On her way to working as chief human resources officer at VTG, a Virginia-based leader in defense and intelligence force modernization and digital transformation solutions, Elizabeth Alston made one really long stop on her career journey at Vistronix (later called ASRC Federal).
“As far as finding HR as a field, I feel like I was meant to find Vistronix,” says Alston, who worked at Vistronix for nearly nineteen years. “Over my time there, I was able to grow my career and make my path the way I wanted it to be. I was able to engage with managers and executives throughout that tenure at so many different levels in the organization.”
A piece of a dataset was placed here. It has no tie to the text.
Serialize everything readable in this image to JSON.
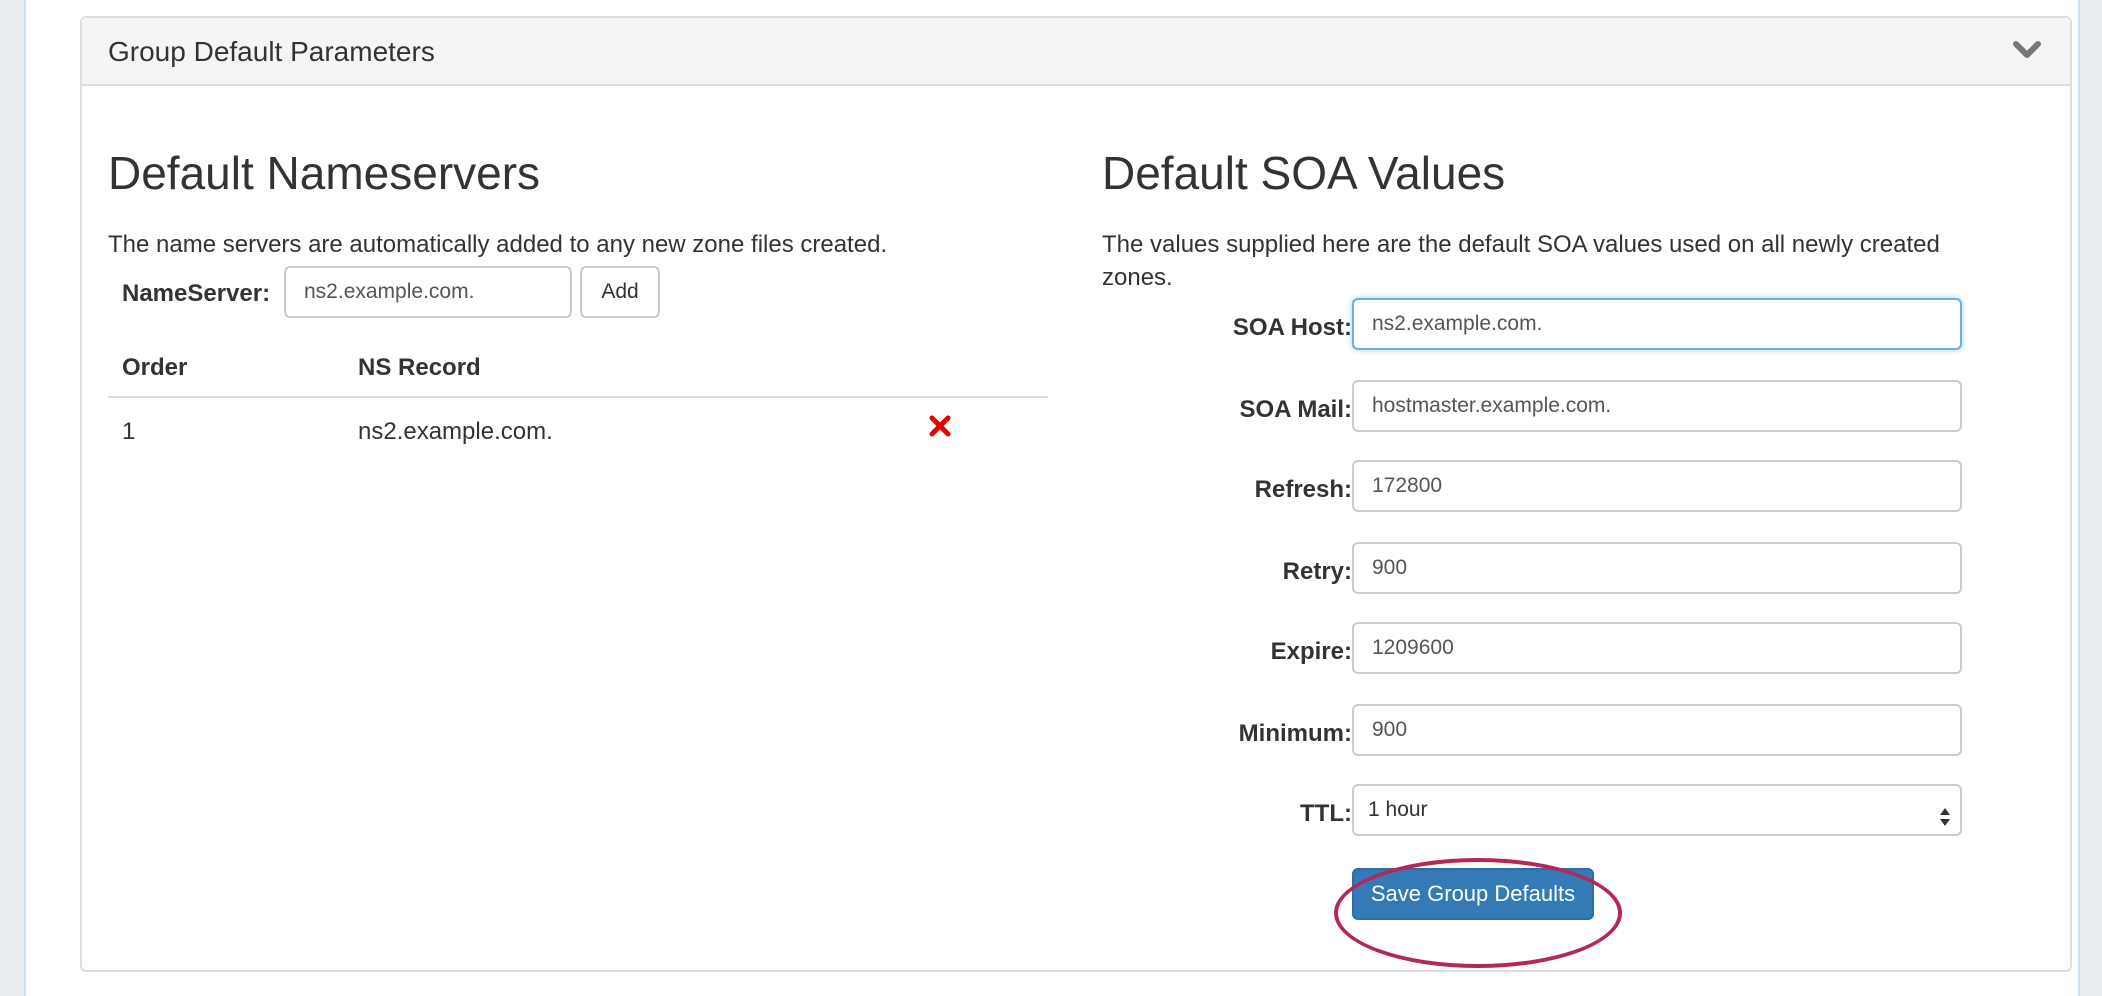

This depth of experience helped Alston advance her career, thanks to a number of different merger and acquisition opportunities. Eventually Vistronix was acquired by a larger organization, and she got to see the other side of an acquisition and how the HR department works during a transition.
Having worked with VTG’s CEO John Hassoun at Vistronix and being familiar with his leadership style and way of working, Alston was attracted to the company, especially knowing she would be able to come in and make an impact across the entire organization.
In her job, she has full oversight for all HR functional areas, including employer relations, compliance, talent acquisition, and more. Alston prioritizes employee experience and is proud of the overall cultural shift and focus of the organization that she has been able to be a leader of—especially the employee benefits programs.
“Over the past couple of years, we have spent a heavy focus on improving the employee experience by adding new things to the benefits package and taking the time to learn more about what our staff needs,” Alston explains. “That involves being able to reply to those needs in a positive manner, listening to the team and understanding their pain points.”
With team members spread out nationwide, and some who travel internationally and in different types of work locations, Alston must make sure the needs are met for all employees, as well as their eligible dependents.
In 2019 VTG acquired two companies, and it added another at the end of 2020. That means Alston has had to onboard a number of people and get everyone on the same page as far as the HR functions.
“When you acquire an organization, we’re not buying boxes of stuff,” she says. “We’re in the service business, and these are people. It is their professional skills and experiences for which our government customers come to us. We take very special care to understand how their culture fits with ours. People aren’t always great with change, so taking the time to listen to what the special things about them are and making sure you protect those things is important.”
While Alston is in charge of the HR component of the company, she credits her team with making the department top-notch and allowing her the time to build the partnerships and trust of everyone involved.
“I have really strong colleagues who are thinkers, who take care of all the day-to-day tasks and give me the bandwidth to focus on the specialized merger and acquisition integration activities,” she notes. “As a leader, I let them own their particular areas and tasks and let them go and do it.”
That’s something Alston learned from her very first HR manager, who taught her how to do something and explained why it was done that way while also giving her the freedom to carry through. And thinking back to her upbringing, Alston credits her dad for instilling in her a customer-centric mantra, which has helped drive her vision for serving employees.
“I was raised in a customer service kind of household as my dad spent his entire career with Delta airlines, which is all about hospitality,” she recalls. “And when I think about government contracting, it’s also about customer service.”
As a mission-essential business, VTG has continued to work throughout the pandemic, with half the company working at home and the other half on-site. However, the company needed to learn how to work remotely practically overnight. This naturally created some challenges for Alston.
“For the HR team, our biggest impact surrounded information, being able to communicate to people and providing support right out of the gate,” she says. “Our goal was to help managers as well as employees navigate these challenging times and keep people focused and positive.”
She quickly leveraged Microsoft Teams and emphasized having face-to-face conversations and getting employees comfortable with participating in team meetings from home.
The company also sent out care packages to all employees with items such as face masks, gloves, hand lotion, and a deck of playing cards to let them know they were all in this together in these uncharted waters.
“Government contractors do important, critical mission kind of work, and we needed to help our customers drive toward that and keep everyone focused,” Alston says.
Looking ahead, Alston hopes to continue to improve on the processes for employment engagement, highlight the value of teams, and improve employee diversity activities within the organization.